I made it around the switchbacks and into the north south bike boulevard and immediately started cranking hard. I ripped through the neighborhoods in the darkness. I could feel the breeze and dryness of my eyes as the wind whipped around me. Through the ups and downs in the road I swerved in and out keeping a smooth line. I made it to the main arterials; Belmont and then Hawthorne. I then got the Lincoln street bike boulevard and cut down to 39th, where I figured I would see the #75 coming.

Sure enough here comes the bus and I have a red at the bike boulevard crossing! Arrgh the bus is going to get ahead of me again! I wait, impatiently, and the bus passes. As soon as the light turns green I rip into 39th, with no traffic I go bold and follow directly behind the bus. I actually catch up and am traveling faster than the bus. I have to brake. Then it actually starts to brake too for the upcoming stop, the stop were Kristen will get off the bus to transfer to the Division #4 route. It stops and I pull up, standing there as if I’d been at the stop for ages.

Kristen gets off the bus and gets a little confused as to which direction is which, we figure out we’re going to the stop westward. At first it seems like it’ll be a short distance, but we quickly realize it is closed. We keep walking and get to the next stop. I wait with her for the next bus which pulls up just a few minutes later. I again take off behind the #4 bus (I NEVER like to be anywhere near the front of the bus).

After barely a half block I cut off to the left, south to the Clinton Street bike boulevard. I turn onto the clinton street boulevard hard. I can hear my tire gripping the road. There are a few tweaks in the bike, kind of like hearing the bike itself moan under the force of my pushing it into this hard turn. It’s a Surly 4130 cromoly CrossCheck, so I know it’ll hold up though.

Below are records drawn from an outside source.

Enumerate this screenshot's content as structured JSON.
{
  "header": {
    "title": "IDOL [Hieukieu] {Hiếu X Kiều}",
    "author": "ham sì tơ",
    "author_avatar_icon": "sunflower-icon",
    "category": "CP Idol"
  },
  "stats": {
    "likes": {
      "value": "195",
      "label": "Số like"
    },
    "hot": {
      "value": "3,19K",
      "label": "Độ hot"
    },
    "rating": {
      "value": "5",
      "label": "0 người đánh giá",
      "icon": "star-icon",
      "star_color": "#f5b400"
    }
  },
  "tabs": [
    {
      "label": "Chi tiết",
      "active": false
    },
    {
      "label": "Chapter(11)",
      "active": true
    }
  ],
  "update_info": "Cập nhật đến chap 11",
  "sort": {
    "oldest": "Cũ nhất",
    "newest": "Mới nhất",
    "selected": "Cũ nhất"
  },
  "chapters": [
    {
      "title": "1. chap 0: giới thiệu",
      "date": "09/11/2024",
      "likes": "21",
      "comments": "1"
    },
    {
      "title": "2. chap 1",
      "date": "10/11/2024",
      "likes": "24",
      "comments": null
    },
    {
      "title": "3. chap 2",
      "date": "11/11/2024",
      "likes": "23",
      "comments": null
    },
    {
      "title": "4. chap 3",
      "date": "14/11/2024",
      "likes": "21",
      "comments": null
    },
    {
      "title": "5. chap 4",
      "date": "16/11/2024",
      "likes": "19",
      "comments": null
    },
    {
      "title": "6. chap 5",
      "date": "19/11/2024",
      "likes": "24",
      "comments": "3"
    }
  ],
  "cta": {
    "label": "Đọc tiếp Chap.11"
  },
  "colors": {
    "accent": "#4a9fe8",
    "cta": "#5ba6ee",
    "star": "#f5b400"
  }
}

I continue to push hard, cranking against the chain hard I can feel things flex on the bike. I had not ridden this hard in a while. I tend to ride fairly easy and take care of the bike. But today I’m having fun, I’m pushing the envelope, I’m tasting the speed and the fresh air and the night. Blazing down the bike boulevard I make it down the street super fast and then turn at 12th (having just ridden from 39th to 12th in just a few minutes). At 12th I come upon Division, the street the #4 travels down and see it pulling away from the 12th and Division stop. I blaze by the stop on 12th and continue toward home…

I’ve won, while being good company while waiting for the buses, with a solid 30+ seconds to spare!  😉

Of course, if I’d ridden straight through, I’d have been about 10-15 minutes ahead of the bus. But it was a game of wait and go tonight. Fun for all, a great day, great ride, great new people and a new BTA membership and beer run to Velo Cult. Cheers